latest academic projects, as well as Women in the Arts, by visiting www.umsl.edu/~harbachb; to see her personal projects, go to barbaraharbach.com.
|JUNIUS BRUTUS BOOTH
|EDWIN THOMAS BOOTH
|JOHN WILKES BOOTH
New York University Skirball Performing Arts Center
New York University's Skirball Center for the Performing Arts is the premier venue for the presentation of cultural and
performing arts events for NYU and lower Manhattan. Since opening in 2003, the 860-seat Skirball Center has been an educational
and community building resource, providing NYU's first large-scale, professional performance space on campus. Through university
events, presentations, and partnerships, the Skirball Center offers a unique multi-arts performance program in its intimate
proscenium theater located on the south of Washington Square in the heart of Greenwich Village.
Music, theater, and dance have a rich history in Greenwich Village. NYU Skirball Center continues this tradition of creativity
and artistic discovery with a broad range of compelling performance events at affordable ticket prices for the NYU community
and our neighbors in an evolving lower Mahattan. The Center is committed to the University's role "in and of the world," and
works closely with cultural partners to reflect its global urban home by presenting a variety of voices in many different

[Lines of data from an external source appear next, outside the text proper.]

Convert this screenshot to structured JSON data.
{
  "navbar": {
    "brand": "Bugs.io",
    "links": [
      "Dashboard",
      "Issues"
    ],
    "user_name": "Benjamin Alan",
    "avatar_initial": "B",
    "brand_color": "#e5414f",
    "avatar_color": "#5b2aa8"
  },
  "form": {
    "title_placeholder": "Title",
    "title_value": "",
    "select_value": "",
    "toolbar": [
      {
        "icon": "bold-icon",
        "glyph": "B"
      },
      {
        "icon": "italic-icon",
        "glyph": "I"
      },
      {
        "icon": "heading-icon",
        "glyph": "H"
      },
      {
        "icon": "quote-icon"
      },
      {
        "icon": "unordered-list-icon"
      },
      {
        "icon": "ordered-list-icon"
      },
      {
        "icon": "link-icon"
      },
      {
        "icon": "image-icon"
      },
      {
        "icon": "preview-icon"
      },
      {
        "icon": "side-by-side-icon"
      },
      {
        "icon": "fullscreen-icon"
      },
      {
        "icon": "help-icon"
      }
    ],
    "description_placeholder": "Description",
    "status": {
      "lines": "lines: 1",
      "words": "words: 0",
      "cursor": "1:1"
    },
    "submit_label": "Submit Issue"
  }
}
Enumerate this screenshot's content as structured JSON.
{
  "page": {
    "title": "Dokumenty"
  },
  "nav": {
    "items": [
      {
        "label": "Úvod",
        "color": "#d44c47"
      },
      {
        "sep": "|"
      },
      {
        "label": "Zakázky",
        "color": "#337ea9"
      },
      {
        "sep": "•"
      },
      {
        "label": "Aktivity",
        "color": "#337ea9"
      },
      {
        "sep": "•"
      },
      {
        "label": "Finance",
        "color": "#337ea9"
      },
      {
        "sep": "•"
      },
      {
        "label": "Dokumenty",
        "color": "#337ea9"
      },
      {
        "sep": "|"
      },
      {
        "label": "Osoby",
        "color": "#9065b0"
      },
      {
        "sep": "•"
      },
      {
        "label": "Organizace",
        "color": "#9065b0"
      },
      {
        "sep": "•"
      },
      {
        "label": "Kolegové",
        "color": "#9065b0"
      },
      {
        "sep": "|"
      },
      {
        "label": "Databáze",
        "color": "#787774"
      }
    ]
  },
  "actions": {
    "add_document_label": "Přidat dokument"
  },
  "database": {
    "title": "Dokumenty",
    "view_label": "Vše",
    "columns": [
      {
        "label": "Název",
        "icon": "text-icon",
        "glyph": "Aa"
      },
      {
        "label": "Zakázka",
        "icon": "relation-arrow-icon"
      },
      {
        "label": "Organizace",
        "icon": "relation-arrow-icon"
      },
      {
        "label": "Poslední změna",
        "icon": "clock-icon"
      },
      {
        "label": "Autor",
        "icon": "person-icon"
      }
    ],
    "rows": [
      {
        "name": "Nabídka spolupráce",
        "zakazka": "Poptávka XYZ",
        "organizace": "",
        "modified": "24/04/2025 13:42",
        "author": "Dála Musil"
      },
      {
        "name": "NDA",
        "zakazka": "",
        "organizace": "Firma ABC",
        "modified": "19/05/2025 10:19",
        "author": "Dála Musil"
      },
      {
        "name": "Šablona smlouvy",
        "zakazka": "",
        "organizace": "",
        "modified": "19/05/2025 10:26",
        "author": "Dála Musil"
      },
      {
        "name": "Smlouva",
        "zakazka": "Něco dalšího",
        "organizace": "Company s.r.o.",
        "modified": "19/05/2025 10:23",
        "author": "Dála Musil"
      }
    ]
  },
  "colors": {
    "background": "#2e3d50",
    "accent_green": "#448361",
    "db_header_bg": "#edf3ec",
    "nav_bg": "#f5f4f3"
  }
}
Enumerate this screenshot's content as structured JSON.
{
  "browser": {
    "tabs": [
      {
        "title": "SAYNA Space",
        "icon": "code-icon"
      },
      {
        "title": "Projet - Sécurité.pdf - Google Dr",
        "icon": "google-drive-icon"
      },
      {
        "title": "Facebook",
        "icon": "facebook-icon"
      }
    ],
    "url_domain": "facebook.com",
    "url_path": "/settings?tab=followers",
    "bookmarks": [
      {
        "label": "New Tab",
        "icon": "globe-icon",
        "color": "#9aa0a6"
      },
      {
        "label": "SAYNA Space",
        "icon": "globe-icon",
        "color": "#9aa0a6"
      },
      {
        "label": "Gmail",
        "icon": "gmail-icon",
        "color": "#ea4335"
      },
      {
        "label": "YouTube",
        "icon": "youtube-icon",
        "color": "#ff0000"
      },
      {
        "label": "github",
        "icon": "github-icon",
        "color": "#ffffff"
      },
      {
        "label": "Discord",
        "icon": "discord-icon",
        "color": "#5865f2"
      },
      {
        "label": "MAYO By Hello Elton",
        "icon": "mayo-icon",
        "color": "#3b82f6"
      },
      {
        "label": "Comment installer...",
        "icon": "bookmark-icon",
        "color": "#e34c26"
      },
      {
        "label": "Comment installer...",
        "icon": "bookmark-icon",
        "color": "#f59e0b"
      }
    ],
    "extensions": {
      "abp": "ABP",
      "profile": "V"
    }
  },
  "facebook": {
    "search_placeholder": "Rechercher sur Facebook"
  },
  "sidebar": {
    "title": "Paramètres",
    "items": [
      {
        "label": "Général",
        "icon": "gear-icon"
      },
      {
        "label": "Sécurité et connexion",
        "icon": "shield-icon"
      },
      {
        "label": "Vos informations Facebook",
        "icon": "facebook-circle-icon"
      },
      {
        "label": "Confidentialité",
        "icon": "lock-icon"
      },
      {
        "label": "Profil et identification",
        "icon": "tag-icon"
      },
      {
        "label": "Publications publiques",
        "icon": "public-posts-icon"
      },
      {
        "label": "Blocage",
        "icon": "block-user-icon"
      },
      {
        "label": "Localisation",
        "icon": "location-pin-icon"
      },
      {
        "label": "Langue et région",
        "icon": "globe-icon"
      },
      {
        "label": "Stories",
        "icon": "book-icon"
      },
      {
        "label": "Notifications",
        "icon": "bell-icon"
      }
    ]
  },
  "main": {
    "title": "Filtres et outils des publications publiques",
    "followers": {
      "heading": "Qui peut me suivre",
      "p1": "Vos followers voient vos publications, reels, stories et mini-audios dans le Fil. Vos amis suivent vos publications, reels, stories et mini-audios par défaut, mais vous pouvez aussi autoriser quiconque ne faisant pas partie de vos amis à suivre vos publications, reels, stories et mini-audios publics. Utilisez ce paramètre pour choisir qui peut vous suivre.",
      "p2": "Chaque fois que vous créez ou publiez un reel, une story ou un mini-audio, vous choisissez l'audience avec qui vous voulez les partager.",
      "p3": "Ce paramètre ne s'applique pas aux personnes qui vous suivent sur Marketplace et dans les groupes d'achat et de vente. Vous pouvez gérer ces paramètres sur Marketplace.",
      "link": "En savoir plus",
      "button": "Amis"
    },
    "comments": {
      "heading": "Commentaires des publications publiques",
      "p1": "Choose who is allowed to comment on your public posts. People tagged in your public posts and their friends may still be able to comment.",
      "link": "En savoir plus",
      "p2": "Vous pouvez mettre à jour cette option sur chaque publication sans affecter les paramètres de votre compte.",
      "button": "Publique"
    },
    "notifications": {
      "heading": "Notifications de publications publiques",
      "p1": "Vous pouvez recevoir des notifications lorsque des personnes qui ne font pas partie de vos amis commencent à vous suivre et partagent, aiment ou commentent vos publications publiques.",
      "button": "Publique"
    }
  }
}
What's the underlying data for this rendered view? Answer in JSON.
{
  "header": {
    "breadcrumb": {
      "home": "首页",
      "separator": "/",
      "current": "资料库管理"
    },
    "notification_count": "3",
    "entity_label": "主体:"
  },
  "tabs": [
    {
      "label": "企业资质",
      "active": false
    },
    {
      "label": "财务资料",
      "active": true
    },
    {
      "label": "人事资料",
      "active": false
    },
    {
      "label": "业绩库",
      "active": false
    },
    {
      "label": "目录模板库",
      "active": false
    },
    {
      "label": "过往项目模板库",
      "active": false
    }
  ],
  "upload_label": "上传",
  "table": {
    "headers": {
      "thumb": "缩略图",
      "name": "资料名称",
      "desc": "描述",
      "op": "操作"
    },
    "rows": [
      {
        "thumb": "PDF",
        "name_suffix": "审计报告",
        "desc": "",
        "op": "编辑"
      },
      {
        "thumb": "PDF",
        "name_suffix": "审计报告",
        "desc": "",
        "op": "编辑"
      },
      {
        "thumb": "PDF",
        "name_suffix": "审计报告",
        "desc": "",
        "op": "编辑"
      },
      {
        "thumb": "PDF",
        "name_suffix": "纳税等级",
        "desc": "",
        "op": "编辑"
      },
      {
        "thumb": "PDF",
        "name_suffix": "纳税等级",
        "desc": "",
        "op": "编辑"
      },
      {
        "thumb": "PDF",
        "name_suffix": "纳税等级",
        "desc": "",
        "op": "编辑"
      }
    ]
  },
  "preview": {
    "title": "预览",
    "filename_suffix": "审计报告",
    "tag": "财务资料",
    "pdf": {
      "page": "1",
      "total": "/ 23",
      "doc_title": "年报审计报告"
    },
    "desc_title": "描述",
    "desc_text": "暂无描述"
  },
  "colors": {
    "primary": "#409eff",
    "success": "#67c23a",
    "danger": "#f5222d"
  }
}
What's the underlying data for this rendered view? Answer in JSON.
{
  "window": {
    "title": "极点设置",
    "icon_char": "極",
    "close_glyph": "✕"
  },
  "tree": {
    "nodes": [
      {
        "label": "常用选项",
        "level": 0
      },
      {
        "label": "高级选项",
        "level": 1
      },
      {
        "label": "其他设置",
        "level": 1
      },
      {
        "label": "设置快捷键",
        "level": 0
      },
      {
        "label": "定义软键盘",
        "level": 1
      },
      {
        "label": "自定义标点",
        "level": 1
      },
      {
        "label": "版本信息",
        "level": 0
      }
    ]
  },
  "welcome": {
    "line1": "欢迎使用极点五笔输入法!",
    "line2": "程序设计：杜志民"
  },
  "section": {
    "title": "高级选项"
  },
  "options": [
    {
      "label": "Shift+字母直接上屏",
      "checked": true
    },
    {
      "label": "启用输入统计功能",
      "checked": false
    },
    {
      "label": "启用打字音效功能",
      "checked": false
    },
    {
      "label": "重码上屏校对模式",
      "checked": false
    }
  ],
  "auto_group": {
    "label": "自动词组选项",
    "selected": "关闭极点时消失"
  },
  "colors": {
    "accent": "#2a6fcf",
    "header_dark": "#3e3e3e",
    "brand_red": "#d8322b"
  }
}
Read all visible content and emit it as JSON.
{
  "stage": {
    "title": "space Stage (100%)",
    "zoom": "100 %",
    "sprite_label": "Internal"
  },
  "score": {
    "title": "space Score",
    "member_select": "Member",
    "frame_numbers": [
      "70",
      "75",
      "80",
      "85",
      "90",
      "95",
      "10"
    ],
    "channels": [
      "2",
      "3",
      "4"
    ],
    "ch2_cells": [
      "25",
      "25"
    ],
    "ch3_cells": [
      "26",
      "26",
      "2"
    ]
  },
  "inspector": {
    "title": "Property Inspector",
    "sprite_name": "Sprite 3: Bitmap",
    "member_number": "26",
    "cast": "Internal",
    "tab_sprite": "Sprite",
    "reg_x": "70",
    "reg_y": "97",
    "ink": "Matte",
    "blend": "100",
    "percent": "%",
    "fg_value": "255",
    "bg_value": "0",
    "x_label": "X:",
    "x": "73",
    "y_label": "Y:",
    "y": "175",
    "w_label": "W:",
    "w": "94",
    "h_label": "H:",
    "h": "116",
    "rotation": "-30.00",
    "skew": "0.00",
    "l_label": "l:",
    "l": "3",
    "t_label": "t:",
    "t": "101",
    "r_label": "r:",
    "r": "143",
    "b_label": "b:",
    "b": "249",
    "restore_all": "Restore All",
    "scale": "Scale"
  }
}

languages. Above all, the Skirball Center is a reflection of NYU's commitment to education in, and through, the performing
The Center's Shagan Box Office is located just off the sidewalk in our upper lobby. The main theater lobby, located
one level below the main entrance, provides a spacious and friendly atmosphere where audience members socialize and enjoy
refreshments available from the café. Backstage, our support facilities including dressing rooms, wardrobe, a rehearsal area,
and the Skirball technical staff's production office.
The generosity of the Skirball Foundation made the theater possible and, in recognition, it is named after Jack H. Skirball.
The theater is situated at the base of the building while the Center's administrative offices are located on the 5th floor
of the Helen and Martin Kimmel Center for University Life. The entire building was designed by distinguished architecht Kevin Roche.
The Skirball is one of New York City's Off-Broadway venues numerous productions having been reviewed by
noted critics e.g., http://thewickedstage.blogspot.com/2005/08/reviews.html